When I joined the church in 1998, it was the compassion our church showed in its outreach programs that attracted me most. I quickly joined the Social Concerns Committee and have been actively reaching out to others through our ministries ever since. 

Over the past two years I have been able to experience that compassion first hand. In May 2012, I was diagnosed with breast cancer. It was Katrina’s senior year of high school and I was extremely busy with all of the end-of-senior year activities. Then I was totally floored by the diagnosis. But then again, this kind of diagnosis never comes at a convenient time. While undergoing further testing, Marj came to Lemmen-Holton to pray with me, and the senior high youth staff offered their prayers and help not only for me, but also for both of my children. Then before my surgery, Marj once again came to offer prayers for me and one of the pastors was there afterward for a visit. Katrina’s open house was two days after my surgery. Some friends and a couple of church members stepped up and did a wonderful job decorating The Vine for the event.

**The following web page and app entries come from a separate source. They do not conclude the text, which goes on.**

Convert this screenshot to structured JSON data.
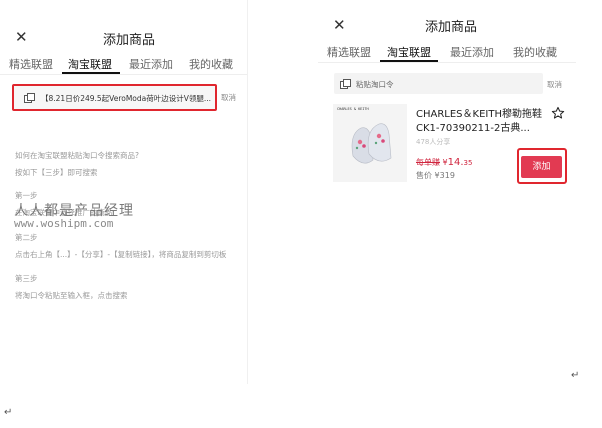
{
  "left": {
    "close_glyph": "✕",
    "title": "添加商品",
    "tabs": [
      {
        "label": "精选联盟",
        "active": false
      },
      {
        "label": "淘宝联盟",
        "active": true
      },
      {
        "label": "最近添加",
        "active": false
      },
      {
        "label": "我的收藏",
        "active": false
      }
    ],
    "clipboard_text": "【8.21日价249.5起VeroModa荷叶边设计V领腿...",
    "cancel_label": "取消",
    "help": {
      "question": "如何在淘宝联盟粘贴淘口令搜索商品?",
      "intro": "按如下【三步】即可搜索",
      "step1_title": "第一步",
      "step1_text": "在淘宝联盟中选择推广的商品",
      "step2_title": "第二步",
      "step2_text": "点击右上角【...】-【分享】-【复制链接】，将商品复制到剪切板",
      "step3_title": "第三步",
      "step3_text": "将淘口令粘贴至输入框，点击搜索"
    },
    "watermark_cn": "人人都是产品经理",
    "watermark_url": "www.woshipm.com"
  },
  "right": {
    "close_glyph": "✕",
    "title": "添加商品",
    "tabs": [
      {
        "label": "精选联盟",
        "active": false
      },
      {
        "label": "淘宝联盟",
        "active": true
      },
      {
        "label": "最近添加",
        "active": false
      },
      {
        "label": "我的收藏",
        "active": false
      }
    ],
    "search_placeholder": "粘贴淘口令",
    "cancel_label": "取消",
    "product": {
      "brand_on_image": "CHARLES & KEITH",
      "title": "CHARLES＆KEITH穆勒拖鞋CK1-70390211-2古典...",
      "sales": "478人分享",
      "earn_label": "每单赚",
      "earn_currency": " ¥",
      "earn_int": "14.",
      "earn_dec": "35",
      "price_label": "售价",
      "price_value": " ¥319",
      "add_label": "添加"
    }
  },
  "return_mark": "↵",
  "colors": {
    "accent": "#e0262e",
    "button": "#e23a52"
  }
}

A couple of weeks after my surgery, one of the pastors came to my home for a visit and brought me a beautiful prayer quilt. I have taken it with me for every chemo treatment and it calms me to know that I am covered with the love and prayers of the congregation. Earlier this year, I found out my cancer had metastasized and I had to go back on chemotherapy. Both times I was on chemo, I received many cards from members of the Caring Connection, the staff and various members of the congregation. Some were from people I knew well, while others were from members I had never spoken with before. 

Our meals ministry was a Godsend. Both times I was on chemotherapy, we received healthy, generous meals a few times per week prepared by members of the church congregation and family friends. Neither my children, nor I, while feeling poorly, had to do much to prepare these meals and I did not have to worry about what my children would be eating. I had people calling stating they wanted to bring a meal but the meal list was full and could they bring something anyway.

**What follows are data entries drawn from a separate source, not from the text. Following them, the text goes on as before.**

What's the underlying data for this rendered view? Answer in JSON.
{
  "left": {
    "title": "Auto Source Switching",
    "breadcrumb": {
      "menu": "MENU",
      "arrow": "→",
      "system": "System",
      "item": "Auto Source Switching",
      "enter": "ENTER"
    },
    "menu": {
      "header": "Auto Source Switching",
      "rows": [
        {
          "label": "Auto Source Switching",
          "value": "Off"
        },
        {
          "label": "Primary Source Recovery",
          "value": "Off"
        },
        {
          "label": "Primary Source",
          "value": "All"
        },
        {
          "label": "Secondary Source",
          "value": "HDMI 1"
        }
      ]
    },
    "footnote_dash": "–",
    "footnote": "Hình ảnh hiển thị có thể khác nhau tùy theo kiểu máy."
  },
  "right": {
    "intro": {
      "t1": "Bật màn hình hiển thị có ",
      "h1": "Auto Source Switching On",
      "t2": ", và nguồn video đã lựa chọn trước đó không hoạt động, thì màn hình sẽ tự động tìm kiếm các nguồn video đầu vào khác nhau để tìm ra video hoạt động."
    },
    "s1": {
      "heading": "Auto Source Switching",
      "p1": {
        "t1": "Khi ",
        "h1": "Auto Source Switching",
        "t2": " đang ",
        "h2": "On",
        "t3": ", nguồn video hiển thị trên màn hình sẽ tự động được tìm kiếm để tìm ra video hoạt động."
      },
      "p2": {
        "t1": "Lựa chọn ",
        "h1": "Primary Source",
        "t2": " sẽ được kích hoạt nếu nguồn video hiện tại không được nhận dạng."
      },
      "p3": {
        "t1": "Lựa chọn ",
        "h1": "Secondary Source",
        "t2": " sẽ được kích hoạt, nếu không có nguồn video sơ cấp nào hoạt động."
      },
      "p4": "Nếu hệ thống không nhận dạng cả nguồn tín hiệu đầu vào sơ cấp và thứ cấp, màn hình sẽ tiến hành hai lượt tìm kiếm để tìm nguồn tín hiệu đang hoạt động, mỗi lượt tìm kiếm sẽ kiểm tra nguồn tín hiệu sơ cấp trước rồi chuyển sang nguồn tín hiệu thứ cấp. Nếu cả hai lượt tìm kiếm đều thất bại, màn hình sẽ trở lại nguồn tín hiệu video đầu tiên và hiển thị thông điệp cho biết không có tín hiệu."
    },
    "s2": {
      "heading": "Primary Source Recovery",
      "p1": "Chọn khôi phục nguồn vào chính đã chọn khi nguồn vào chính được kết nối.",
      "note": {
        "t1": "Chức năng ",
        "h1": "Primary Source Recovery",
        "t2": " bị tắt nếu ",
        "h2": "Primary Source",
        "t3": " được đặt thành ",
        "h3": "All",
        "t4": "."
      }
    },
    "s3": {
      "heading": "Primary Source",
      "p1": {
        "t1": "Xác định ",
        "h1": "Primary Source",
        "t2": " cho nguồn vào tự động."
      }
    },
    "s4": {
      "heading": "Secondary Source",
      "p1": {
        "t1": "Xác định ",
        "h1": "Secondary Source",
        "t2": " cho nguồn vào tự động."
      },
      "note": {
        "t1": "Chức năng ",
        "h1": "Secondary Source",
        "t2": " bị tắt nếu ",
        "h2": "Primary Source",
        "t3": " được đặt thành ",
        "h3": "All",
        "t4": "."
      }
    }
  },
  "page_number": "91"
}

You’ve heard the term, “It takes a village.” Well, I was overwhelmed with the caring support of our church staff and congregation.  I had rides to appointments, to chemotherapy and even shopping; I received encouraging words of support on my carepage; books were given to me to read; and a family from the congregation along with my children and a few friends put a new roof on my house at a greatly reduced cost.  This greatly reduced the stress that comes along with having cancer and I will forever be thankful.

I have felt so very blessed to be a part of this congregation and grateful for all of the compassionate care I have received during my time of need. My extended family was amazed at how much support was given to me during these difficult times. It comforts my family and me to know that when God puts unexpected bumps in our paths that we have a church family whose compassion and support are never ending. 

Lynne Beals